Why do some teams allow technical debt to accumulate and others are better at recognizing the debt and actively reducing it? One possibility is a skill difference. This skill difference could be the result of differing experience or differences in intelligence. In any case, the theory is that a more experienced, skilled team will generally be better at managing the quality of their software. This is certainly logical. However, I think there may be another aspect to consider.
An effective team may accumulate some debt from time to time, but they are good about not allowing it to become excessive. My own experience is that I start noticing technical debt when it starts causing me some form of pain. The pain might be caused by code that’s difficult to reuse or refactor or it might be bugs or poor performance of either the production or the tests. It could also be code that’s difficult to read or is overly complicated (also related to reuse and refactoring in some cases). When I start clearly feeling the pain of technical debt, I become motivated to clean it up. Sometimes, just the thought of the pain of technical debt is enough to keep me disciplined to use development practices intended to prevent that technical debt from even being created. However, there are other developers and teams that don’t seem to feel the same pain I do in similar contexts and I’m curious about that.
What if we are seeing the effects of a difference in sensitivity rather than a difference in skills? I’ve known people who were very skilled in various aspects of software development but still wrote code that was difficult to understand, refactor, extend and maintain. I sometimes wonder if the key difference here is that these other people and teams have a different threshold of acceptable pain than I do. They don’t feel the pain that I do from that form of software source code. And likewise, I’m assuming there are people who have a lower threshold of pain than I do and that the code I write would cause them some degree of discomfort.
If this theory is true at all, then I have many questions. What’s the real source of the pain? What are the side-effects of very high or very low thresholds of pain? What’s the most productive level of sensitivity? And on and on.
As for the source, I’m sure it differs according to the individual. Some people feel pain when they see dynamic languages without type checking. Others feel pain when see code with excessive, useless comments. Others feel pain when see minimally commented code, regardless of the readability of the code itself. Speaking for myself, I tend to feel pain when I know that the existing code is going to slow me down in the future — or is currently reducing my ability to move forward.

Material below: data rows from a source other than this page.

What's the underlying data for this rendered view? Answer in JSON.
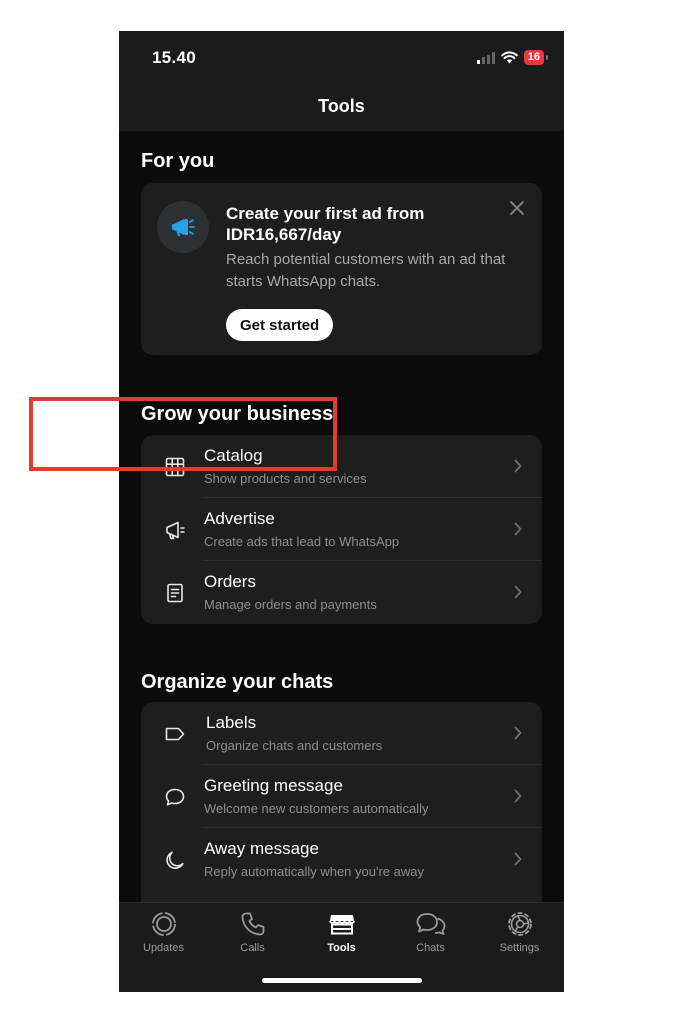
{
  "status_bar": {
    "time": "15.40",
    "battery": "16"
  },
  "header": {
    "title": "Tools"
  },
  "for_you": {
    "title": "For you",
    "promo": {
      "title": "Create your first ad from IDR16,667/day",
      "description": "Reach potential customers with an ad that starts WhatsApp chats.",
      "button_label": "Get started"
    }
  },
  "grow": {
    "title": "Grow your business",
    "items": [
      {
        "title": "Catalog",
        "subtitle": "Show products and services",
        "icon": "grid-icon"
      },
      {
        "title": "Advertise",
        "subtitle": "Create ads that lead to WhatsApp",
        "icon": "megaphone-icon"
      },
      {
        "title": "Orders",
        "subtitle": "Manage orders and payments",
        "icon": "receipt-icon"
      }
    ]
  },
  "organize": {
    "title": "Organize your chats",
    "items": [
      {
        "title": "Labels",
        "subtitle": "Organize chats and customers",
        "icon": "label-icon"
      },
      {
        "title": "Greeting message",
        "subtitle": "Welcome new customers automatically",
        "icon": "chat-bubble-icon"
      },
      {
        "title": "Away message",
        "subtitle": "Reply automatically when you're away",
        "icon": "moon-icon"
      }
    ]
  },
  "tabs": [
    {
      "label": "Updates",
      "icon": "updates-icon",
      "active": false
    },
    {
      "label": "Calls",
      "icon": "phone-icon",
      "active": false
    },
    {
      "label": "Tools",
      "icon": "store-icon",
      "active": true
    },
    {
      "label": "Chats",
      "icon": "chats-icon",
      "active": false
    },
    {
      "label": "Settings",
      "icon": "gear-icon",
      "active": false
    }
  ],
  "colors": {
    "background": "#0b0b0b",
    "card": "#1e1e1e",
    "highlight": "#e43a32",
    "accent": "#25a3e8"
  }
}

That’s why I feel less pain when I read code that’s well structured, with meaningful naming, well-written tests, and useful comments that don’t duplicate what the code already communicates.
What if someone has a very high threshold of pain? I’d expect to see lots of crud (technical debt) in their code and although the original author might (maybe) understand the code, most other people probably wouldn’t understand it very easily. The high threshold developer doesn’t mind spending weeks on new features that would otherwise require days or hours with clean code. And they don’t mind staying at work all night fixing bugs before a major release or spending countless hours babysitting the production system after it’s been released. It doesn’t seem to bother them to spend significant time away from family and friends or to have limited time or other interests and hobbies. In extreme cases, not only do these developers not feel much pain from this situation but they sometimes experience pleasure at being the “hero” who saved the company from the bugs they created. These developers might complain, but the complaining just reduces the pain — removing a potential motivating force to improve their productivity.
If a high threshold of pain can be a problem, what about a very low threshold of pain? I have less experience with this situation but I suspect that it might lead to pedantic, overly critical and rigid behaviors that serve as a defense mechanism for their high sensitivity. This might lead to excessive refactoring or testing that provides increasingly diminishing returns. It might also lead to an overly idealistic perspective on software development if the messy realities become too much to bear.
I know my own pain threshold varies over time as I’m guessing it does for everybody. Some days I am more numb than others. That’s one benefit I’ve seen from pair programming. It tends to average people’s thresholds so that code quality is more consistent. I’ve also found it useful to be able to intentionally modify my threshold (or intentionally ignore the pain) in certain situations.
As you may have guessed, I believe the most productive threshold is somewhere between the extremes — high enough to minimize technical debt, but low enough that courage and flexibility is not reduced too much.